  15. Kimura M (1980) A simple method for estimating evolutionary rates of base substitutions through comparative studies of nucleotide sequences. J Mol Evol 16:111–120CrossRefPubMedGoogle Scholar
  16. Purseglove JW (1976) The origin and migration of crops in Tropical Africa. In: Harlan J, De Wet JMJ, Stemler ABI (eds) Origin of African plant domestication. Mountain Publishers, The Hague, Paris, pp 291–309Google Scholar
  17. Robinson H (1981) A revision of the tribal and subtribal limits of the Heliantheae (Asteraceae). Smithson Contrib Bot 51:1–102Google Scholar
  18. Schulz DL (1990) Zur Kenntnis der Gattung Sigesbeckia L. in Africa. Gleditschia 46:613–628Google Scholar
  19. Soltis DE, Soltis PS, Doyle JJ (1998) Molecular systematics of plants II: DNA sequencing. Kluwer, DordrechtCrossRefGoogle Scholar
  20. Stuessy TF (1977) Heliantheae—systematic review. In: Heywood VH, Harborne JB, Turner BL (eds) The biology and chemistry of the Compositae, vol. 1. Academic, London, pp 1106–1118Google Scholar
  21. Weiss EA (1971) Castor, sesame and safflower. Leonard Hill, LondonGoogle Scholar

Copyright information

© Springer Science+Business Media, Inc. 2006

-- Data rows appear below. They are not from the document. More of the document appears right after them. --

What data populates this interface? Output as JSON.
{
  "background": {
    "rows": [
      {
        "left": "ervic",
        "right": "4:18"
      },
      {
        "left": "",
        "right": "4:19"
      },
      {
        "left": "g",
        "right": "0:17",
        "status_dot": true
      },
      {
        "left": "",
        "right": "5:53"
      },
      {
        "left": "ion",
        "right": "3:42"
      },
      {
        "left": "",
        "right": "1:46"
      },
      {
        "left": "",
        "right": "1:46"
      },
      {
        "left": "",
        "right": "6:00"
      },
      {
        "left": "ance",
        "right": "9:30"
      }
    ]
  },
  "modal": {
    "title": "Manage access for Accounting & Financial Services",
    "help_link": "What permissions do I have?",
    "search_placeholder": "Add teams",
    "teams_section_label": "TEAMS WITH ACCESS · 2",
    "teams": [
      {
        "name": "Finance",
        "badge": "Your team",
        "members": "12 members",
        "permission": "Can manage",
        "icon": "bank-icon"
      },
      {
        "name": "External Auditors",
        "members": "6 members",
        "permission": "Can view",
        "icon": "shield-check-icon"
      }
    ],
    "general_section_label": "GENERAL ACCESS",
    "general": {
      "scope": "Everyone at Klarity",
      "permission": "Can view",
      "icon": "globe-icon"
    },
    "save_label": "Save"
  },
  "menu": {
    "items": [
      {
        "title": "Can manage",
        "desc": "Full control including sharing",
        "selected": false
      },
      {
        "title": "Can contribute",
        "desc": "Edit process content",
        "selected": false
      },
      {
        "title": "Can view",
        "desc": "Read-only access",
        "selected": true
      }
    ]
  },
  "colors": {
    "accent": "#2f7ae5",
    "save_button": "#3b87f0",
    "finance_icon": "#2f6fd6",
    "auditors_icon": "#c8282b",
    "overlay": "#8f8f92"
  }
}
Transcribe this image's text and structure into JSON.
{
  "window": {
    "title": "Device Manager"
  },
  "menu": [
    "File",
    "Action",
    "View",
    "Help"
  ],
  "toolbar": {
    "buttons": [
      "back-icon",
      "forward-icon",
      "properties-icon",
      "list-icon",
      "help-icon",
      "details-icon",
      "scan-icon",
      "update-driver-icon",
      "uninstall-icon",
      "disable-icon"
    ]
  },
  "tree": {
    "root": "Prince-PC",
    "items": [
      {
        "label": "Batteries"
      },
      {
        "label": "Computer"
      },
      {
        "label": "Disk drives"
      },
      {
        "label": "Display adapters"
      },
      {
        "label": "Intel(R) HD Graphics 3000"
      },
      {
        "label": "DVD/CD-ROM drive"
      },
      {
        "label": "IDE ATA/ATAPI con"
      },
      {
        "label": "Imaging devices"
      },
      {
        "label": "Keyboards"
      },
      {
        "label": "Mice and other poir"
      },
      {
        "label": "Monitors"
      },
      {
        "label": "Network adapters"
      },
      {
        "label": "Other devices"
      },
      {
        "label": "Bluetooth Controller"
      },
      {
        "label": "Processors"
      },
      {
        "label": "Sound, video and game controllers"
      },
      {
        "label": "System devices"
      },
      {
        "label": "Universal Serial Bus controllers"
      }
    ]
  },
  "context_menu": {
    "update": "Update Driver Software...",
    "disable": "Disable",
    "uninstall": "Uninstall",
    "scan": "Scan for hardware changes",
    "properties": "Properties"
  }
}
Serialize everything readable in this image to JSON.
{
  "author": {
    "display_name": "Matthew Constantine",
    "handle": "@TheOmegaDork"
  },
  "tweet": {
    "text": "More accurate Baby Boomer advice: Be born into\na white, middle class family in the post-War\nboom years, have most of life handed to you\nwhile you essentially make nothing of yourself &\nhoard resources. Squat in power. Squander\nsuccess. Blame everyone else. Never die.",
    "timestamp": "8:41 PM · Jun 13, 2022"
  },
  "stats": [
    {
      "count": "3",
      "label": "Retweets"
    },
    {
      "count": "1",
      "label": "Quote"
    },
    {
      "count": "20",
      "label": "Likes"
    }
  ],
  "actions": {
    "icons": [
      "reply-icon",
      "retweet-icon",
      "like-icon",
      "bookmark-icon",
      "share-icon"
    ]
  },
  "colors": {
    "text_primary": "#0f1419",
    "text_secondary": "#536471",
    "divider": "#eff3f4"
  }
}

Authors and Affiliations

  • Endashaw Bekele
    • 1
  • Mulatu Geleta
    • 1
    • 2
  • Kifle Dagne
    • 1
  • Abigail L. Jones
    • 3
  • Ian Barnes
    • 3
  • Neil Bradman
    • 3
  • Mark G. Thomas
    • 3
  1. 1.Department of BiologyAddis Ababa UniversityAddis AbabaEthiopia
  2. 2.Department of Crop ScienceSwedish University of Agricultural Sciences AlnarpSweden
  3. 3.The Center for Genetic Anthropology (TCGA)University College of LondonLondonUK

Personalised recommendations